14. Whangarei – Whangarei is the northernmost city in New Zealand and the regional capital of Northland Region. It is part of the Whangarei District, a body created in 1989 to administer both the city proper and its hinterland from the former Whangarei City, Whangarei County and Hikurangi Town councils. The city population was estimated to be 56,400 at the June 2016, the wider Whangarei area had an estimated population of 85,900 in 2015. South and west of the city centre are Morningside, Raumanga, Maunu, Horahora, Woodhill, and the Avenues, and to the east are Riverside, Sherwood Rise, Onerahi, and Parihaka. The Māori iwi Ngāpuhi occupied Whangarei from the early 19th century, captain James Cook and the crew of the Endeavour were the first Europeans to contemplate the Whangarei Harbour entrance.
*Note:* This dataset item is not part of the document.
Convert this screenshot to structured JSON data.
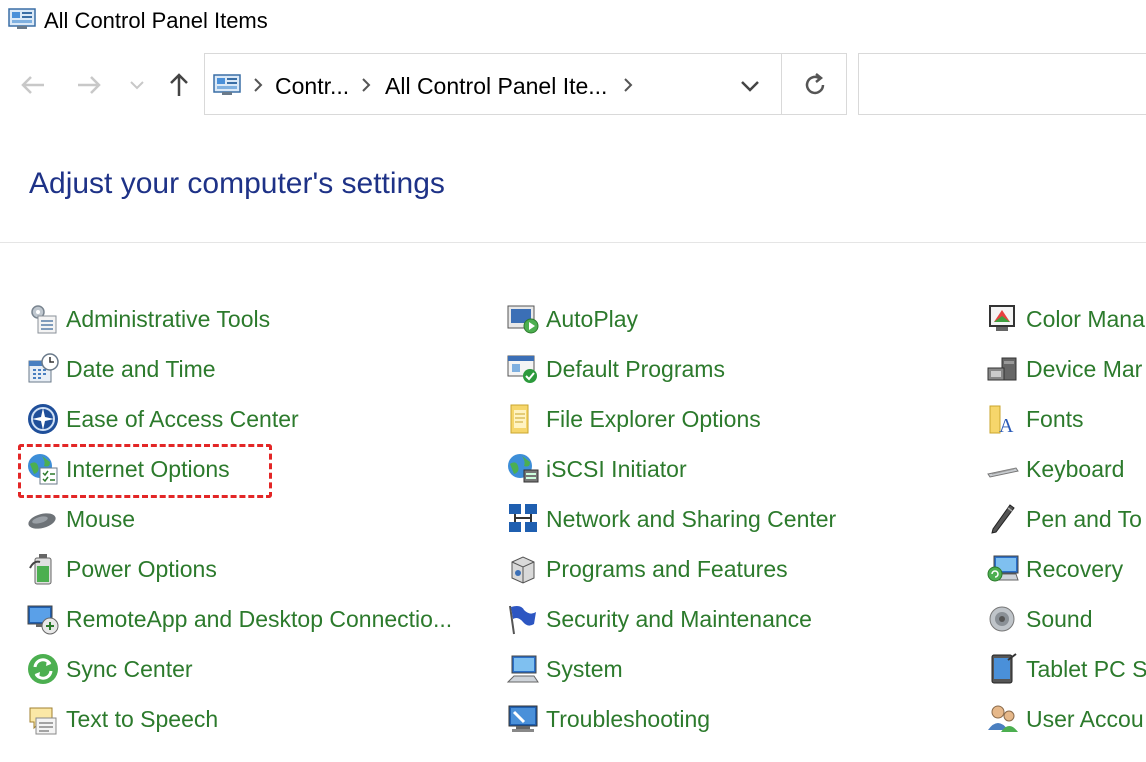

On 15 November 1769 they caught about one hundred fish there which they classified as bream prompting Cook to name the area Bream Bay, in the 1820s the area was repeatedly attacked by Waikato and Ngāti Paoa raiders during the Musket Wars. The first European settler was William Carruth, a Scotsman and trader who arrived in 1839 and was joined, six years later, by Gilbert Mair and his family. For the most part, relations between the settlers and local Māori were friendly, but in February 1842, all farms were plundered in revenge for transgressions of tapu. In April 1845, during the Flagstaff War, all settlers fled from Whangarei, most of the original settlers never returned, but by the mid-1850s there were a number of farmers and orchardists in the area. From 1855, a town developed, driven by the kauri gum trade. Todays Town Basin on the Hātea River was the port and early exports included kauri gum and native timber followed later by coal from Whau Valley, Kamo. Coal from the Kiripaka field was exported via the Ngunguru River, by 1864, the nucleus of the present city was established. Fire bricks made from clay deposits near the Kamo mines supported a brick works over several decades. Local limestone is used in cement manufacture but the coal is now imported from the West Coast of the South Island. Whangarei was the most urbanised area in Northland towards the end of the 19th century, the district slowly exhausted most of its natural resources but was sustained by agriculture, especially dairying. Shipping was the transport link until the North Auckland railway line reached the town in 1925. These terrestrial travel routes forced a decline in coastal shipping. The population was 14,000 in 1945, but grew rapidly in the 1960s, incorporating Kamo, in 1964, Whangarei was declared a cityWhangarei – Whangarei Harbour from Mt. Parihaka with the suburbs of Onerahi, Sherwood Rise, Parihaka and Port Whangarei in view.